Start a New Personal Training Program Now, It’s Time To Get Serious

We have high expectations of our president-elect. Rightfully, he has high expectations of us. Barack Obama will not tell us to, “Sit back while I take care of business.”

On election night, he told us, “Our climb will be steep.”

Now is the time to take personal responsibility and design a cross-training program for that steep climb. What will we do in our everyday lives to train for that Kilimanjaro of change?

"...please start by taking my alias, Shopping Golightly,
to heart during this upcoming season."

Why the Mt. Kilimanjaro metaphor? It is no ordinary mountain and no ordinary challenge. It is a long journey through six distinct ecosystems while tackling over 19,000 feet of gain. The climber must consistently acclimate through constantly changing terrain. We must be malleable and prepared to make smart and sensible judgments to reach our summit. We must check in with our team to ensure they are up to task. Troubles frequently escalate when a climbing team breaks up.

Personal change must happen in many venues now. But, with the holidays on our heels and our pocketbooks low, please start by taking my alias, Shopping Golightly, to heart during this upcoming season. The thrift store is one of the best places to do just that!

"...most Americans cannot distinguish the difference
between necessity and luxury."

I fear most Americans cannot distinguish the difference between necessity and luxury. Somehow the meanings have been mixed and we are lost.

Who defines our personal necessities? Is it us? Or is it the ads piped through the television? We cannot continue to aspire for more and more possessions. That time has past. We must be sensible and thrifty in defining our necessities and translate that new definition through our shopping habits. This will fatten piggy banks across the country. What will you do with your newfound savings? A college education? A family home?
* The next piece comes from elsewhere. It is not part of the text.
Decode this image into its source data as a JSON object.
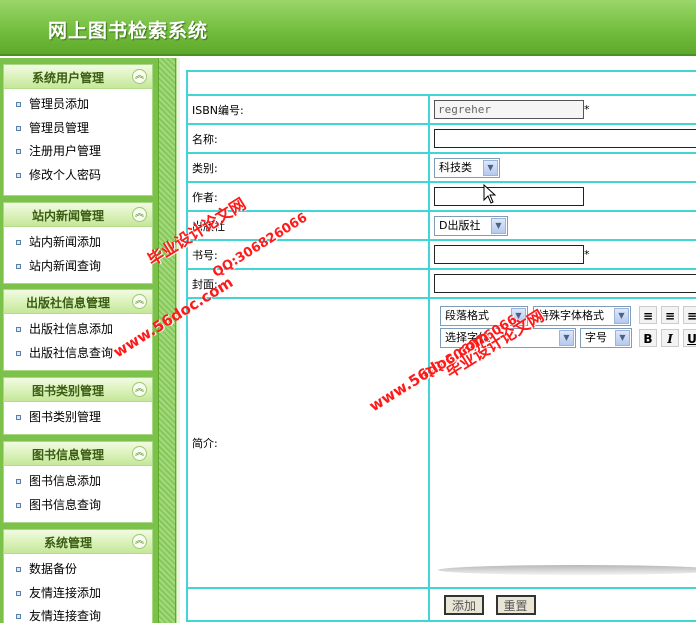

We must redefine luxury. No longer can it be equated with frivolous, expensive possessions, acquired to impress or fill an internal emptiness. Let’s put luxury on our own terms and make it match our values. Make it personal and meaningful, like time spent reading to our children; the cost of a book or a trip to the library and one of the most valuable things we have, time.

"...put luxury on our own terms
and make it match our values."

We have much to do and a have a long journey ahead. What is going to help us summit that peak? Leather seat warmers or a college education? Let’s just hope we get there before those majestic glaciers melt away. Barak Obama believes in us. Yes we can.

2 comments:

about me MH JT said...

I concur. I think it's funny how our definitions of luxury, value, worth are often defined by others. I'm not a big reader of Suzie Orman, but I know one great point of hers is we spend a lot of money on buying things to impress other people, and I think she's dead on.

Also, I find it amusing - that slightly raspy, intended to be both sexy and powerful voice on the Cadillac commercial where the woman's heel pushes on the gas while she says "when you turn your car on, does it return the favor?" Part of me loves that commercial (I want to meet that woman), but a bigger part internally shouts waste! - false idolatry! Basically, an inappropriate depiction of wealth and power. I think I prefer the power of hanging on to my own money for my own reasons.

Kudos, Thrifty Chick - great observations.

Shopping Golightly said...

Thank you. Hang on to your money and spend invest it on your own terms. That woman in the car commercial you write of is probably selfish, demanding and high maintenance. Unless you think that sexy, I don't think you really want to hook up with her.